**What the task requires**
Print the listing below a second time, exactly, and omit its images.

**Listed records**
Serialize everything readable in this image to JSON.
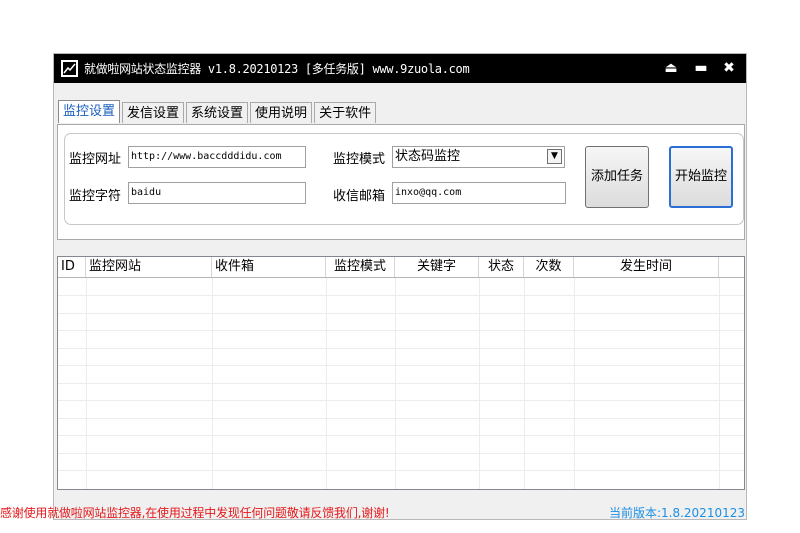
{
  "window": {
    "title": "就做啦网站状态监控器 v1.8.20210123 [多任务版] www.9zuola.com",
    "controls": {
      "pin": "⏏",
      "minimize": "▬",
      "close": "✖"
    }
  },
  "tabs": [
    {
      "label": "监控设置",
      "active": true
    },
    {
      "label": "发信设置",
      "active": false
    },
    {
      "label": "系统设置",
      "active": false
    },
    {
      "label": "使用说明",
      "active": false
    },
    {
      "label": "关于软件",
      "active": false
    }
  ],
  "form": {
    "url_label": "监控网址",
    "url_value": "http://www.baccdddidu.com",
    "keyword_label": "监控字符",
    "keyword_value": "baidu",
    "mode_label": "监控模式",
    "mode_value": "状态码监控",
    "email_label": "收信邮箱",
    "email_value": "inxo@qq.com",
    "add_task_button": "添加任务",
    "start_button": "开始监控"
  },
  "table": {
    "columns": [
      "ID",
      "监控网站",
      "收件箱",
      "监控模式",
      "关键字",
      "状态",
      "次数",
      "发生时间"
    ],
    "rows": []
  },
  "footer": {
    "message": "感谢使用就做啦网站监控器,在使用过程中发现任何问题敬请反馈我们,谢谢!",
    "version": "当前版本:1.8.20210123"
  },
  "colors": {
    "accent": "#2b6fd6",
    "footer_message": "#e5191b",
    "version": "#1a8fe3"
  },
  "icons": {
    "app": "app-chart-icon",
    "dropdown": "chevron-down-icon"
  }
}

**Response**
Serialize everything readable in this image to JSON.
{
  "window": {
    "title": "就做啦网站状态监控器 v1.8.20210123 [多任务版] www.9zuola.com",
    "controls": {
      "pin": "⏏",
      "minimize": "▬",
      "close": "✖"
    }
  },
  "tabs": [
    {
      "label": "监控设置",
      "active": true
    },
    {
      "label": "发信设置",
      "active": false
    },
    {
      "label": "系统设置",
      "active": false
    },
    {
      "label": "使用说明",
      "active": false
    },
    {
      "label": "关于软件",
      "active": false
    }
  ],
  "form": {
    "url_label": "监控网址",
    "url_value": "http://www.baccdddidu.com",
    "keyword_label": "监控字符",
    "keyword_value": "baidu",
    "mode_label": "监控模式",
    "mode_value": "状态码监控",
    "email_label": "收信邮箱",
    "email_value": "inxo@qq.com",
    "add_task_button": "添加任务",
    "start_button": "开始监控"
  },
  "table": {
    "columns": [
      "ID",
      "监控网站",
      "收件箱",
      "监控模式",
      "关键字",
      "状态",
      "次数",
      "发生时间"
    ],
    "rows": []
  },
  "footer": {
    "message": "感谢使用就做啦网站监控器,在使用过程中发现任何问题敬请反馈我们,谢谢!",
    "version": "当前版本:1.8.20210123"
  },
  "colors": {
    "accent": "#2b6fd6",
    "footer_message": "#e5191b",
    "version": "#1a8fe3"
  },
  "icons": {
    "app": "app-chart-icon",
    "dropdown": "chevron-down-icon"
  }
}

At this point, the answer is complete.